WHAT TO DO:
The answer should be every line below, retyped exactly.

SOURCE INFORMATION:
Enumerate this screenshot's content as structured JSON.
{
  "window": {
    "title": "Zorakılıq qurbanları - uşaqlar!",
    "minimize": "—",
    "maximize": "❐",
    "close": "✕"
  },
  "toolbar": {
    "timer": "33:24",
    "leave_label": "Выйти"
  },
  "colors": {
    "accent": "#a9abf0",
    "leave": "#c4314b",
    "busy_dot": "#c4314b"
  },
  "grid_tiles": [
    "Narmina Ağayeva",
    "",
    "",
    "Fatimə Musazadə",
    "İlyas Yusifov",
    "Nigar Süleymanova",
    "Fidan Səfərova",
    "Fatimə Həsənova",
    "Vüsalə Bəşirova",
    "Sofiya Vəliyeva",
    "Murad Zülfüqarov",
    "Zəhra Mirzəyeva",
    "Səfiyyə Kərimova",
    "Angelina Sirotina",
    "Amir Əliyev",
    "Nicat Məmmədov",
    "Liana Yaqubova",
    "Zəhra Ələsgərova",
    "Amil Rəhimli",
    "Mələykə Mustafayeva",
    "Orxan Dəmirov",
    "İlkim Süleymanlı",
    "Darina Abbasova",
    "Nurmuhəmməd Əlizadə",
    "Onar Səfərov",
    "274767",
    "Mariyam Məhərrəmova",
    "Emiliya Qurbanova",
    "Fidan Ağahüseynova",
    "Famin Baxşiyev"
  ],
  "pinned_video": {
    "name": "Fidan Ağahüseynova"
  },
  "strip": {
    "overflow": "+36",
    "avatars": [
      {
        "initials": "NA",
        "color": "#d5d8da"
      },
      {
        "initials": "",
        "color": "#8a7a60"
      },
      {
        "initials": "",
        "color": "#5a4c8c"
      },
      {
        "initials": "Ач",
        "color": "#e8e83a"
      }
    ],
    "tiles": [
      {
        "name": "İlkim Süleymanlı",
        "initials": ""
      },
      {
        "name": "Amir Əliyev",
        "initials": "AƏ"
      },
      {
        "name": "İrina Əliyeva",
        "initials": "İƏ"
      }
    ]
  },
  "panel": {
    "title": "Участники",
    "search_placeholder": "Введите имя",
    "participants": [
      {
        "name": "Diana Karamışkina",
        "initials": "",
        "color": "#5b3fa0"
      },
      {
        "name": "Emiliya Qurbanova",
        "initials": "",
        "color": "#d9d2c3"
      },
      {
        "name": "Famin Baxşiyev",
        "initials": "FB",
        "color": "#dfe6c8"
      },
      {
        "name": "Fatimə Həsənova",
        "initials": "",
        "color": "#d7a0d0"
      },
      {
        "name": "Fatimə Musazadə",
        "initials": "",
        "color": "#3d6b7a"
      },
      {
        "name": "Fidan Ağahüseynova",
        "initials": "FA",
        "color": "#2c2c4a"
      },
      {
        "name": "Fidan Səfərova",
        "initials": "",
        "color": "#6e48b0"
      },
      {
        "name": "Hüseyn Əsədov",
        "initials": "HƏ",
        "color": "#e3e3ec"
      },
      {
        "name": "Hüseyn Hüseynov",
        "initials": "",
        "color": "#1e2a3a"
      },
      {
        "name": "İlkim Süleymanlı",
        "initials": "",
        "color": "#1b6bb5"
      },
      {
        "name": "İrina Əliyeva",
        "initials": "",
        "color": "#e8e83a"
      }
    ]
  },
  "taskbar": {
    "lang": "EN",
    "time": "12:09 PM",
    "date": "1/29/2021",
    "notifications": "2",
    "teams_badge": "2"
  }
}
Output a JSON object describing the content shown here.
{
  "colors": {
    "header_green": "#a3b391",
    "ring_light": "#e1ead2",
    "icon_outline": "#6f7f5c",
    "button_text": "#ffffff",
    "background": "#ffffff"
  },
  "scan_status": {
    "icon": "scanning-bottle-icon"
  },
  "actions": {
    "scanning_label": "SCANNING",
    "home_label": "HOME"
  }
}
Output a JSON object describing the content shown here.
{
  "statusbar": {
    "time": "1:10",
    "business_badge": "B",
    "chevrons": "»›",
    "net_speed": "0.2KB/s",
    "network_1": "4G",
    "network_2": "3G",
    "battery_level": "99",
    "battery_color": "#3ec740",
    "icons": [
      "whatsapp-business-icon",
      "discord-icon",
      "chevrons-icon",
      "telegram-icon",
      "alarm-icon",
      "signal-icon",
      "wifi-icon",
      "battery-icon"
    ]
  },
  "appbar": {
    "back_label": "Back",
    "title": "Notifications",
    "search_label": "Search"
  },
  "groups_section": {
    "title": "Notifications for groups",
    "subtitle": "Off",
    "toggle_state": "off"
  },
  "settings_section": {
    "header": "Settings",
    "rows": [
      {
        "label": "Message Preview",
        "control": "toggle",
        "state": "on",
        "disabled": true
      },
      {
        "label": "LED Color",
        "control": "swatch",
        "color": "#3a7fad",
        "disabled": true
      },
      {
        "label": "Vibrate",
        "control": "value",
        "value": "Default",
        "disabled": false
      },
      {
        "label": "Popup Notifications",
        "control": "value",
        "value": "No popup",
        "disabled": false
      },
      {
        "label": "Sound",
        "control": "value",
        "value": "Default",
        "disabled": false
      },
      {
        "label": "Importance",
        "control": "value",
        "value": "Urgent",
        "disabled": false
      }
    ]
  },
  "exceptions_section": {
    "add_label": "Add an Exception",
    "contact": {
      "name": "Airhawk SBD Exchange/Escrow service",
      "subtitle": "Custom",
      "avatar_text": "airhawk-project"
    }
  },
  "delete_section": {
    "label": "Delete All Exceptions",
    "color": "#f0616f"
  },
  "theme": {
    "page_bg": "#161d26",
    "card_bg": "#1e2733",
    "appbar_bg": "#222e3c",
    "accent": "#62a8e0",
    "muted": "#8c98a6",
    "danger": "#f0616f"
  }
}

ANSWER AREA:
Enumerate this screenshot's content as structured JSON.
{
  "window": {
    "title": "Zorakılıq qurbanları - uşaqlar!",
    "minimize": "—",
    "maximize": "❐",
    "close": "✕"
  },
  "toolbar": {
    "timer": "33:24",
    "leave_label": "Выйти"
  },
  "colors": {
    "accent": "#a9abf0",
    "leave": "#c4314b",
    "busy_dot": "#c4314b"
  },
  "grid_tiles": [
    "Narmina Ağayeva",
    "",
    "",
    "Fatimə Musazadə",
    "İlyas Yusifov",
    "Nigar Süleymanova",
    "Fidan Səfərova",
    "Fatimə Həsənova",
    "Vüsalə Bəşirova",
    "Sofiya Vəliyeva",
    "Murad Zülfüqarov",
    "Zəhra Mirzəyeva",
    "Səfiyyə Kərimova",
    "Angelina Sirotina",
    "Amir Əliyev",
    "Nicat Məmmədov",
    "Liana Yaqubova",
    "Zəhra Ələsgərova",
    "Amil Rəhimli",
    "Mələykə Mustafayeva",
    "Orxan Dəmirov",
    "İlkim Süleymanlı",
    "Darina Abbasova",
    "Nurmuhəmməd Əlizadə",
    "Onar Səfərov",
    "274767",
    "Mariyam Məhərrəmova",
    "Emiliya Qurbanova",
    "Fidan Ağahüseynova",
    "Famin Baxşiyev"
  ],
  "pinned_video": {
    "name": "Fidan Ağahüseynova"
  },
  "strip": {
    "overflow": "+36",
    "avatars": [
      {
        "initials": "NA",
        "color": "#d5d8da"
      },
      {
        "initials": "",
        "color": "#8a7a60"
      },
      {
        "initials": "",
        "color": "#5a4c8c"
      },
      {
        "initials": "Ач",
        "color": "#e8e83a"
      }
    ],
    "tiles": [
      {
        "name": "İlkim Süleymanlı",
        "initials": ""
      },
      {
        "name": "Amir Əliyev",
        "initials": "AƏ"
      },
      {
        "name": "İrina Əliyeva",
        "initials": "İƏ"
      }
    ]
  },
  "panel": {
    "title": "Участники",
    "search_placeholder": "Введите имя",
    "participants": [
      {
        "name": "Diana Karamışkina",
        "initials": "",
        "color": "#5b3fa0"
      },
      {
        "name": "Emiliya Qurbanova",
        "initials": "",
        "color": "#d9d2c3"
      },
      {
        "name": "Famin Baxşiyev",
        "initials": "FB",
        "color": "#dfe6c8"
      },
      {
        "name": "Fatimə Həsənova",
        "initials": "",
        "color": "#d7a0d0"
      },
      {
        "name": "Fatimə Musazadə",
        "initials": "",
        "color": "#3d6b7a"
      },
      {
        "name": "Fidan Ağahüseynova",
        "initials": "FA",
        "color": "#2c2c4a"
      },
      {
        "name": "Fidan Səfərova",
        "initials": "",
        "color": "#6e48b0"
      },
      {
        "name": "Hüseyn Əsədov",
        "initials": "HƏ",
        "color": "#e3e3ec"
      },
      {
        "name": "Hüseyn Hüseynov",
        "initials": "",
        "color": "#1e2a3a"
      },
      {
        "name": "İlkim Süleymanlı",
        "initials": "",
        "color": "#1b6bb5"
      },
      {
        "name": "İrina Əliyeva",
        "initials": "",
        "color": "#e8e83a"
      }
    ]
  },
  "taskbar": {
    "lang": "EN",
    "time": "12:09 PM",
    "date": "1/29/2021",
    "notifications": "2",
    "teams_badge": "2"
  }
}
Output a JSON object describing the content shown here.
{
  "colors": {
    "header_green": "#a3b391",
    "ring_light": "#e1ead2",
    "icon_outline": "#6f7f5c",
    "button_text": "#ffffff",
    "background": "#ffffff"
  },
  "scan_status": {
    "icon": "scanning-bottle-icon"
  },
  "actions": {
    "scanning_label": "SCANNING",
    "home_label": "HOME"
  }
}
Output a JSON object describing the content shown here.
{
  "statusbar": {
    "time": "1:10",
    "business_badge": "B",
    "chevrons": "»›",
    "net_speed": "0.2KB/s",
    "network_1": "4G",
    "network_2": "3G",
    "battery_level": "99",
    "battery_color": "#3ec740",
    "icons": [
      "whatsapp-business-icon",
      "discord-icon",
      "chevrons-icon",
      "telegram-icon",
      "alarm-icon",
      "signal-icon",
      "wifi-icon",
      "battery-icon"
    ]
  },
  "appbar": {
    "back_label": "Back",
    "title": "Notifications",
    "search_label": "Search"
  },
  "groups_section": {
    "title": "Notifications for groups",
    "subtitle": "Off",
    "toggle_state": "off"
  },
  "settings_section": {
    "header": "Settings",
    "rows": [
      {
        "label": "Message Preview",
        "control": "toggle",
        "state": "on",
        "disabled": true
      },
      {
        "label": "LED Color",
        "control": "swatch",
        "color": "#3a7fad",
        "disabled": true
      },
      {
        "label": "Vibrate",
        "control": "value",
        "value": "Default",
        "disabled": false
      },
      {
        "label": "Popup Notifications",
        "control": "value",
        "value": "No popup",
        "disabled": false
      },
      {
        "label": "Sound",
        "control": "value",
        "value": "Default",
        "disabled": false
      },
      {
        "label": "Importance",
        "control": "value",
        "value": "Urgent",
        "disabled": false
      }
    ]
  },
  "exceptions_section": {
    "add_label": "Add an Exception",
    "contact": {
      "name": "Airhawk SBD Exchange/Escrow service",
      "subtitle": "Custom",
      "avatar_text": "airhawk-project"
    }
  },
  "delete_section": {
    "label": "Delete All Exceptions",
    "color": "#f0616f"
  },
  "theme": {
    "page_bg": "#161d26",
    "card_bg": "#1e2733",
    "appbar_bg": "#222e3c",
    "accent": "#62a8e0",
    "muted": "#8c98a6",
    "danger": "#f0616f"
  }
}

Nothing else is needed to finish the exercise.